> **PROBLEM**:
Pick every line out of the entries below that holds the string "Revision", and report them.

> **DATA FOR THIS EXERCISE**:
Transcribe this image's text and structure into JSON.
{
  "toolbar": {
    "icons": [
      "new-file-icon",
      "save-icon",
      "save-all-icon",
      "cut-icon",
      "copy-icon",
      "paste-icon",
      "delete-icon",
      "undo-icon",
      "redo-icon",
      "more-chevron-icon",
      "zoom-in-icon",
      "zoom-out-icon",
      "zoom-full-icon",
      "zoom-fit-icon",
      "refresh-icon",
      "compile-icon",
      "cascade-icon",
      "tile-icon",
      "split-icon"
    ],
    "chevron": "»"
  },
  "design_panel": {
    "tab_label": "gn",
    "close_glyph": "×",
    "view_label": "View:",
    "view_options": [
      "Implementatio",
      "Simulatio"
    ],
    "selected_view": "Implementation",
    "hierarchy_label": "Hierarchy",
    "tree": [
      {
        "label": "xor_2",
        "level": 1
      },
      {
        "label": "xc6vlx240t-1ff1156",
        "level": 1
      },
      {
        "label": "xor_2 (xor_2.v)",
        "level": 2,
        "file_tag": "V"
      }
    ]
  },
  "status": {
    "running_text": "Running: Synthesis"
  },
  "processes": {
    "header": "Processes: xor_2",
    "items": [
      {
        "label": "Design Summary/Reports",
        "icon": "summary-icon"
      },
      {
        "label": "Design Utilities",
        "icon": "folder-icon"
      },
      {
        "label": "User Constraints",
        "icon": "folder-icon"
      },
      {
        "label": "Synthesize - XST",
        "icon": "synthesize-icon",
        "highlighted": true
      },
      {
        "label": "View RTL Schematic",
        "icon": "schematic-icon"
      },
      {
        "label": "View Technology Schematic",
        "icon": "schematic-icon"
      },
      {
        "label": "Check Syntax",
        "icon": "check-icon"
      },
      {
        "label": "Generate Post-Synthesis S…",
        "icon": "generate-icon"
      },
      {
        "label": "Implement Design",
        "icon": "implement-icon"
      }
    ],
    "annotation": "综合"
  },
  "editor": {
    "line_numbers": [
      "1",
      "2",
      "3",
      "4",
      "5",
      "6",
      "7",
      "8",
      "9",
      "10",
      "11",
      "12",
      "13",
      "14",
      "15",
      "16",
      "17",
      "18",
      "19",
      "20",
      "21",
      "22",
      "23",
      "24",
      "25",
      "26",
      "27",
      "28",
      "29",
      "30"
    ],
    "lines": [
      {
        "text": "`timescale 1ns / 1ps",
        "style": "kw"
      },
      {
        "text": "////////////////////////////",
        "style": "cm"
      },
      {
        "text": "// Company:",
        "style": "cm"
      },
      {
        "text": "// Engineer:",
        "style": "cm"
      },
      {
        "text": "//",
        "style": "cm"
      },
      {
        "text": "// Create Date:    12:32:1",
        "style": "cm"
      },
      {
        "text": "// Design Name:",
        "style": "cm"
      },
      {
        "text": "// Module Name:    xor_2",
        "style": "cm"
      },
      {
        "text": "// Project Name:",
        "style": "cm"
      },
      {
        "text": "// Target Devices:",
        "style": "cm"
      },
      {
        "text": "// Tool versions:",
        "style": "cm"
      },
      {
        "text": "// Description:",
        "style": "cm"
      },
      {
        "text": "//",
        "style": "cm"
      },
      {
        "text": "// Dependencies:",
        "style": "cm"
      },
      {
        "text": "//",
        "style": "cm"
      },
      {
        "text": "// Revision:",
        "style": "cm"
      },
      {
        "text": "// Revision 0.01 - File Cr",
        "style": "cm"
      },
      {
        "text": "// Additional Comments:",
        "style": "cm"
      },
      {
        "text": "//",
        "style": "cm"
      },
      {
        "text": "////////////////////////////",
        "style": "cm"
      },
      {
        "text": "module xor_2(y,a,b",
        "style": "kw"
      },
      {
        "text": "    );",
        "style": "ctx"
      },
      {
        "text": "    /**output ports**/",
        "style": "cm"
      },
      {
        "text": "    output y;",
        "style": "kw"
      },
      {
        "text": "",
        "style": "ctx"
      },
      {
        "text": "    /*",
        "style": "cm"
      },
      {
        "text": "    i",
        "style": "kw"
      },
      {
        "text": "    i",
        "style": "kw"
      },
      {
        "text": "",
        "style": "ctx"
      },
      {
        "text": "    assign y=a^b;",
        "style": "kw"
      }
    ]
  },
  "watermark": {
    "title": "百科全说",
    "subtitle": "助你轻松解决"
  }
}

> **EXERCISE RESPONSE**:
        "text": "// Revision:",
        "text": "// Revision 0.01 - File Cr",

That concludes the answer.